• DATA TO USE:
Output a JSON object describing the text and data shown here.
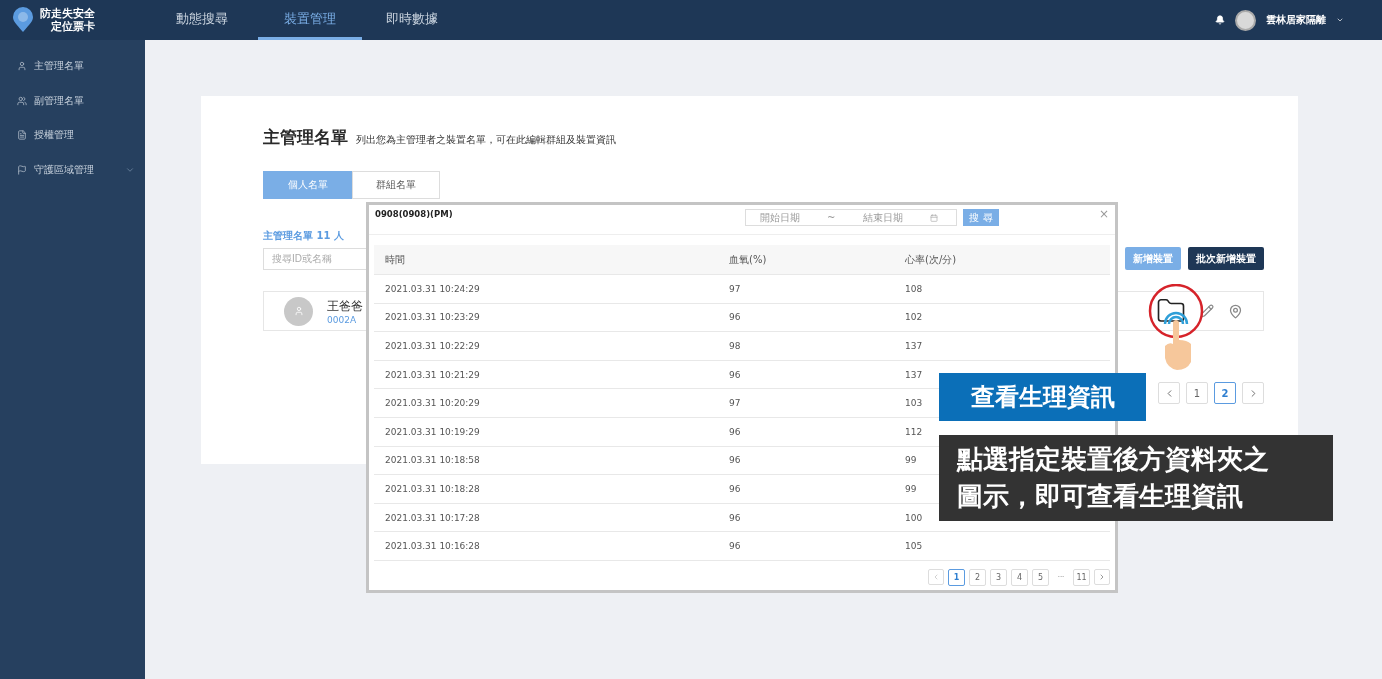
{
  "topbar": {
    "logo_line1": "防走失安全",
    "logo_line2": "定位票卡",
    "nav": [
      {
        "label": "動態搜尋",
        "selected": false
      },
      {
        "label": "裝置管理",
        "selected": true
      },
      {
        "label": "即時數據",
        "selected": false
      }
    ],
    "user": "雲林居家隔離"
  },
  "sidebar": {
    "items": [
      {
        "label": "主管理名單",
        "kind": "person",
        "expandable": false
      },
      {
        "label": "副管理名單",
        "kind": "people",
        "expandable": false
      },
      {
        "label": "授權管理",
        "kind": "doc",
        "expandable": false
      },
      {
        "label": "守護區域管理",
        "kind": "flag",
        "expandable": true
      }
    ]
  },
  "page": {
    "title": "主管理名單",
    "subtitle": "列出您為主管理者之裝置名單，可在此編輯群組及裝置資訊",
    "tabs": [
      {
        "label": "個人名單",
        "selected": true
      },
      {
        "label": "群組名單",
        "selected": false
      }
    ],
    "count": "主管理名單 11 人",
    "search": {
      "placeholder": "搜尋ID或名稱"
    },
    "buttons": [
      {
        "label": "新增裝置",
        "kind": "light"
      },
      {
        "label": "批次新增裝置",
        "kind": "dark"
      }
    ],
    "devices": [
      {
        "name": "王爸爸",
        "id": "0002A"
      }
    ],
    "pagination": [
      {
        "label": "1",
        "selected": false
      },
      {
        "label": "2",
        "selected": true
      }
    ]
  },
  "modal": {
    "title": "0908(0908)(PM)",
    "start_placeholder": "開始日期",
    "separator": "~",
    "end_placeholder": "結束日期",
    "search_button": "搜 尋",
    "close": "×",
    "columns": [
      "時間",
      "血氧(%)",
      "心率(次/分)"
    ],
    "rows": [
      [
        "2021.03.31 10:24:29",
        "97",
        "108"
      ],
      [
        "2021.03.31 10:23:29",
        "96",
        "102"
      ],
      [
        "2021.03.31 10:22:29",
        "98",
        "137"
      ],
      [
        "2021.03.31 10:21:29",
        "96",
        "137"
      ],
      [
        "2021.03.31 10:20:29",
        "97",
        "103"
      ],
      [
        "2021.03.31 10:19:29",
        "96",
        "112"
      ],
      [
        "2021.03.31 10:18:58",
        "96",
        "99"
      ],
      [
        "2021.03.31 10:18:28",
        "96",
        "99"
      ],
      [
        "2021.03.31 10:17:28",
        "96",
        "100"
      ],
      [
        "2021.03.31 10:16:28",
        "96",
        "105"
      ]
    ],
    "pagination": [
      {
        "label": "1",
        "selected": true
      },
      {
        "label": "2",
        "selected": false
      },
      {
        "label": "3",
        "selected": false
      },
      {
        "label": "4",
        "selected": false
      },
      {
        "label": "5",
        "selected": false
      },
      {
        "label": "···",
        "kind": "ellipsis"
      },
      {
        "label": "11",
        "selected": false
      }
    ]
  },
  "callouts": {
    "heading": "查看生理資訊",
    "body": "點選指定裝置後方資料夾之圖示，即可查看生理資訊"
  }
}
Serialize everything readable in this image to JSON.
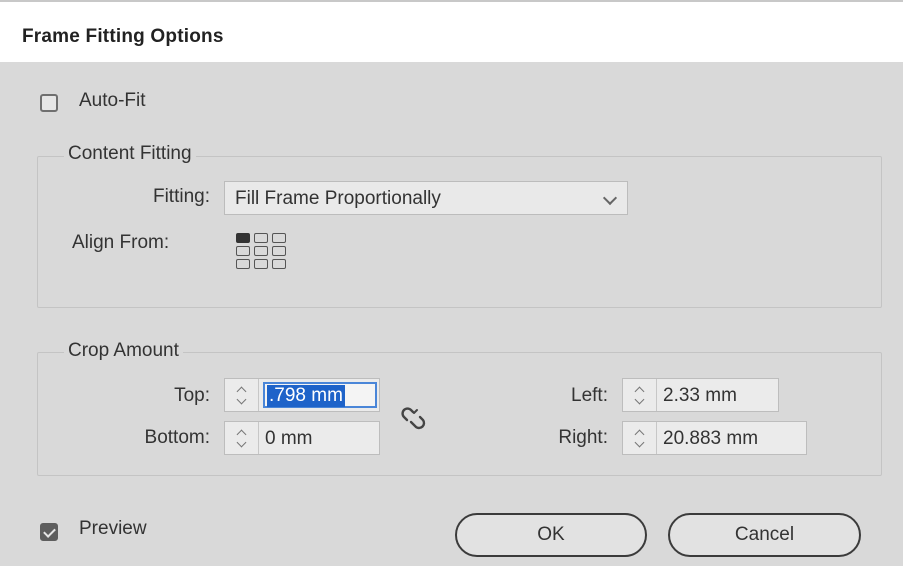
{
  "dialog": {
    "title": "Frame Fitting Options"
  },
  "auto_fit": {
    "label": "Auto-Fit",
    "checked": false
  },
  "content_fitting": {
    "group_label": "Content Fitting",
    "fitting_label": "Fitting:",
    "fitting_value": "Fill Frame Proportionally",
    "align_from_label": "Align From:",
    "align_from_selected": "top-left"
  },
  "crop_amount": {
    "group_label": "Crop Amount",
    "top_label": "Top:",
    "top_value": ".798 mm",
    "bottom_label": "Bottom:",
    "bottom_value": "0 mm",
    "left_label": "Left:",
    "left_value": "2.33 mm",
    "right_label": "Right:",
    "right_value": "20.883 mm",
    "link_icon": "chain-link-broken-icon"
  },
  "preview": {
    "label": "Preview",
    "checked": true
  },
  "buttons": {
    "ok": "OK",
    "cancel": "Cancel"
  },
  "colors": {
    "selection": "#1e63c9",
    "focus_ring": "#4a86d8"
  }
}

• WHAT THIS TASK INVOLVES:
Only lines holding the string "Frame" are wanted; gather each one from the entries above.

• ANSWER TO THE PROBLEM:
    "title": "Frame Fitting Options"
    "fitting_value": "Fill Frame Proportionally",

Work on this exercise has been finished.